What is long distance caregiving?
Long-distance caregiving takes many forms—from helping manage the money to arranging in home care; manage medication or coordination care. Many long-distance caregivers act as information coordinators, helping aging parents understand the confusing maze of home health aides, insurance benefits, and durable medical equipment can be difficult.
Caregiving is often a long-term task. What may start out as an occasional social phone call to share family news can eventually turn into regular phone calls about managing health insurance claims, getting medical information, and arranging respite services. What begins as a monthly trip to check on Mom may turn into a larger project to move her to a nursing facility close to your home.
What You Should Do (or Think About Doing)
1) Seek out help from people in the community: the next door neighbor, an old friend, the doctor. Call them. Tell them what is going on. Make sure they know how to reach you.
2) Take steps to identify options to help the primary caregiver. He or she may not need the help now, but having plans and arrangements in place can make things easier if there is a crisis.
3) Try to find a directory of senior resources and services by checking with a library or senior center for lists of resources.
4) Become Healthcare proxy or power of attorney.
5) Get organized with documentations (updated medication lists, doctors names and phone numbers, and other financial information if necessary)
How to Know if Help is Needed
Sometimes it is hard to know when is the right time. Sometimes our loved ones are stubborn and fight us even though we know they need a little extra help. When you live far away, you have to think carefully about possible signs when help is needed. You might want to use holiday trips home to take stock.
Some questions to answer during your visit include:
- How many stairs are there?
- Are the stairs manageable or is a ramp needed?
- Are there any tripping hazards throughout the house? Carpets, floorboards or other impediments?
- How is their health? Are they attending all their doctors appointments?
- Are they taking several medications? If so, are they able to manage their medications? Medication management can be extremely difficult.
- If a walker or wheelchair is needed, can the house be modified?
- Is there food in the fridge? Are there staples in the cupboards? Do they have a way of getting food delivered?
- Are bills being paid? Is mail piling up?
- Is the house clean?
- If your parents are still driving, should they be? Now might be a time to assess their driving.
- What about mood: Does either parent seem depressed or anxious?

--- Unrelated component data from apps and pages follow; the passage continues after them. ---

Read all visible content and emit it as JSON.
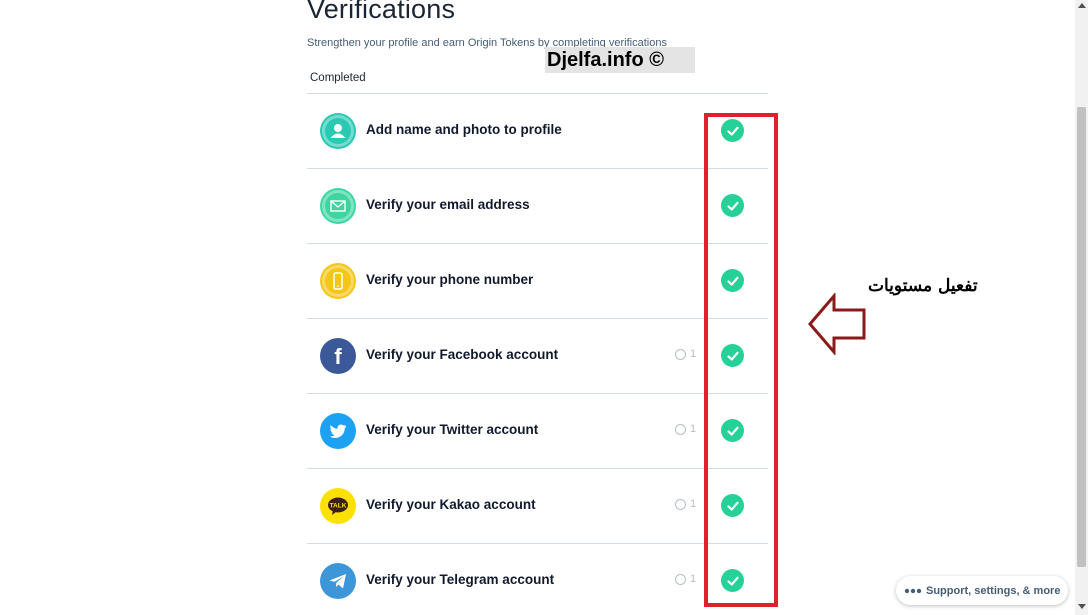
{
  "header": {
    "title": "Verifications",
    "subtitle": "Strengthen your profile and earn Origin Tokens by completing verifications",
    "watermark": "Djelfa.info ©"
  },
  "section": {
    "label": "Completed"
  },
  "rows": [
    {
      "label": "Add name and photo to profile",
      "icon": "profile-icon",
      "reward": ""
    },
    {
      "label": "Verify your email address",
      "icon": "email-icon",
      "reward": ""
    },
    {
      "label": "Verify your phone number",
      "icon": "phone-icon",
      "reward": ""
    },
    {
      "label": "Verify your Facebook account",
      "icon": "facebook-icon",
      "reward": "1"
    },
    {
      "label": "Verify your Twitter account",
      "icon": "twitter-icon",
      "reward": "1"
    },
    {
      "label": "Verify your Kakao account",
      "icon": "kakao-icon",
      "reward": "1"
    },
    {
      "label": "Verify your Telegram account",
      "icon": "telegram-icon",
      "reward": "1"
    }
  ],
  "annotation": {
    "text": "تفعيل مستويات"
  },
  "support": {
    "label": "Support, settings, & more"
  },
  "colors": {
    "check": "#26d198",
    "highlight": "#e0202d",
    "arrow": "#8b1a1a"
  }
}
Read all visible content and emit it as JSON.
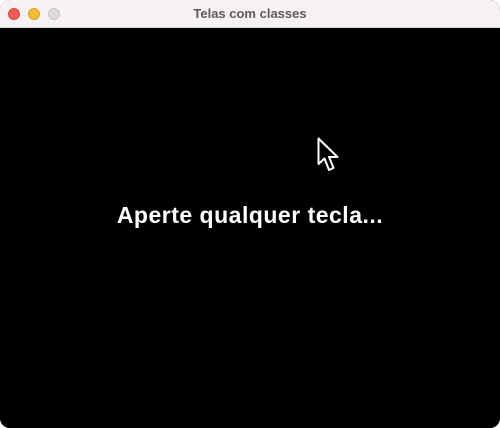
{
  "window": {
    "title": "Telas com classes"
  },
  "content": {
    "message": "Aperte qualquer tecla...",
    "background_color": "#000000",
    "text_color": "#ffffff"
  },
  "cursor": {
    "icon": "arrow-pointer-icon"
  }
}
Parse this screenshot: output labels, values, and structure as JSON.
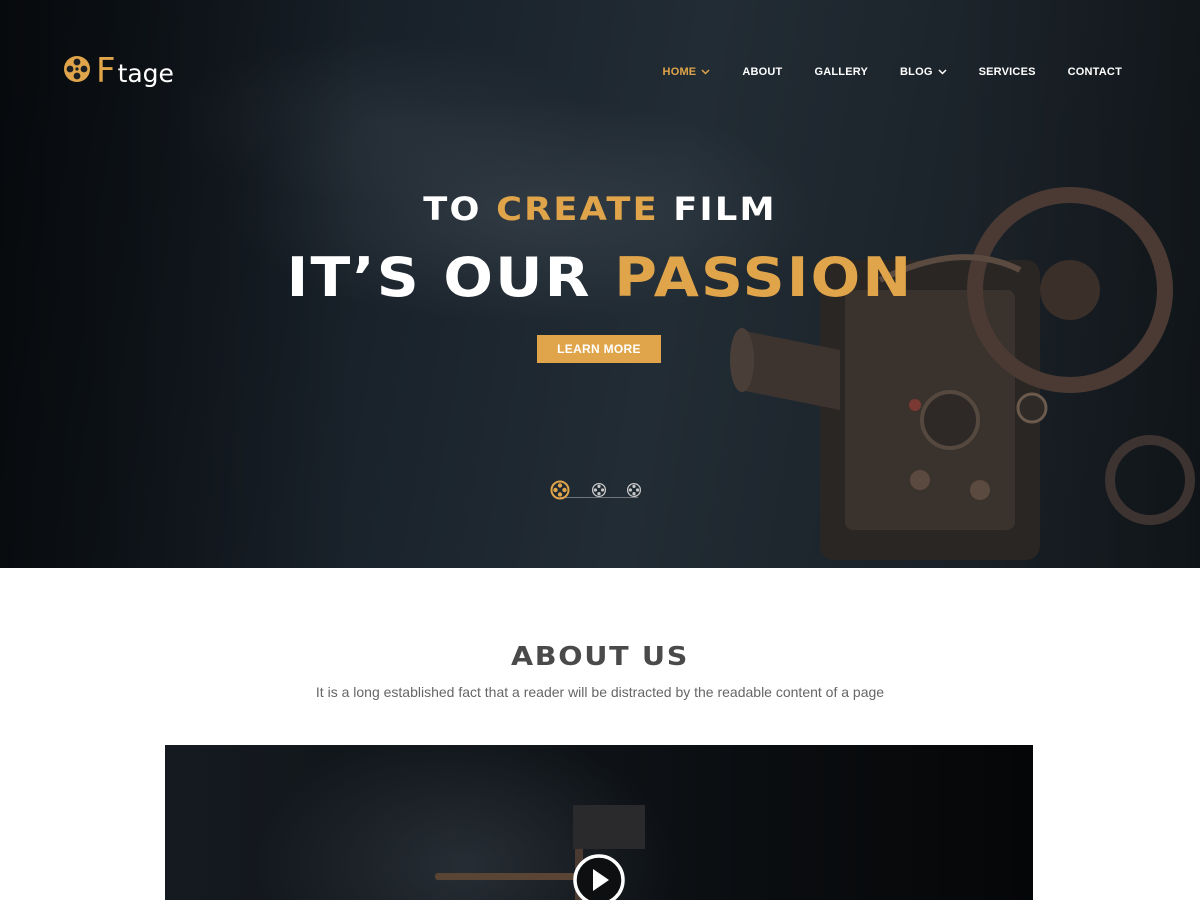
{
  "brand": {
    "logo_first": "F",
    "logo_rest": "tage",
    "accent_color": "#e0a54a"
  },
  "nav": {
    "items": [
      {
        "label": "HOME",
        "has_dropdown": true,
        "active": true
      },
      {
        "label": "ABOUT",
        "has_dropdown": false
      },
      {
        "label": "GALLERY",
        "has_dropdown": false
      },
      {
        "label": "BLOG",
        "has_dropdown": true
      },
      {
        "label": "SERVICES",
        "has_dropdown": false
      },
      {
        "label": "CONTACT",
        "has_dropdown": false
      }
    ]
  },
  "hero": {
    "subtitle_part1": "TO ",
    "subtitle_accent": "CREATE",
    "subtitle_part2": " FILM",
    "title_part1": "IT’S OUR ",
    "title_accent": "PASSION",
    "button_label": "LEARN MORE",
    "slides": {
      "count": 3,
      "active_index": 0
    }
  },
  "about": {
    "title": "ABOUT US",
    "description": "It is a long established fact that a reader will be distracted by the readable content of a page",
    "video_icon": "play-icon"
  }
}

Long-distance caregivers can help arrange for professional caregivers, hiring home health and nursing aides, or locating assisted living and nursing home care.
Become knowledgeable. It is recommended recommend that you learn as much as you can about your parent's illness and treatment. Information can help you understand what is going on, anticipate the course of an illness, prevent crises, and assist in disease management. Learn as much as you can about the resources available. Make sure at least one family member has written permission to receive medical and financial information.
Planning your visits is important. When visiting your parent, you may feel that there is just too much to do in the time that you have. You can get more done and feel less stressed by talking to your parent ahead of time and finding out what he or she would like to do.
Remember to actually spend time with your loved one. Life can get in the way, but it is important to spend quality time with your parent. Do not spend the entire time dealing with medical issues and other planning crisis. Spend some time just catching up.
Stay in contact. Don't lose sight how beneficial it is to just check in once a week or more with a loved one. Include them in your life and activities. Update them on their grandchildren etc...
Hiring a Geriatric Care manager navigate this maze can sometimes relieve this burden. These are professionals who can sometimes act as the "daughter with knowledge".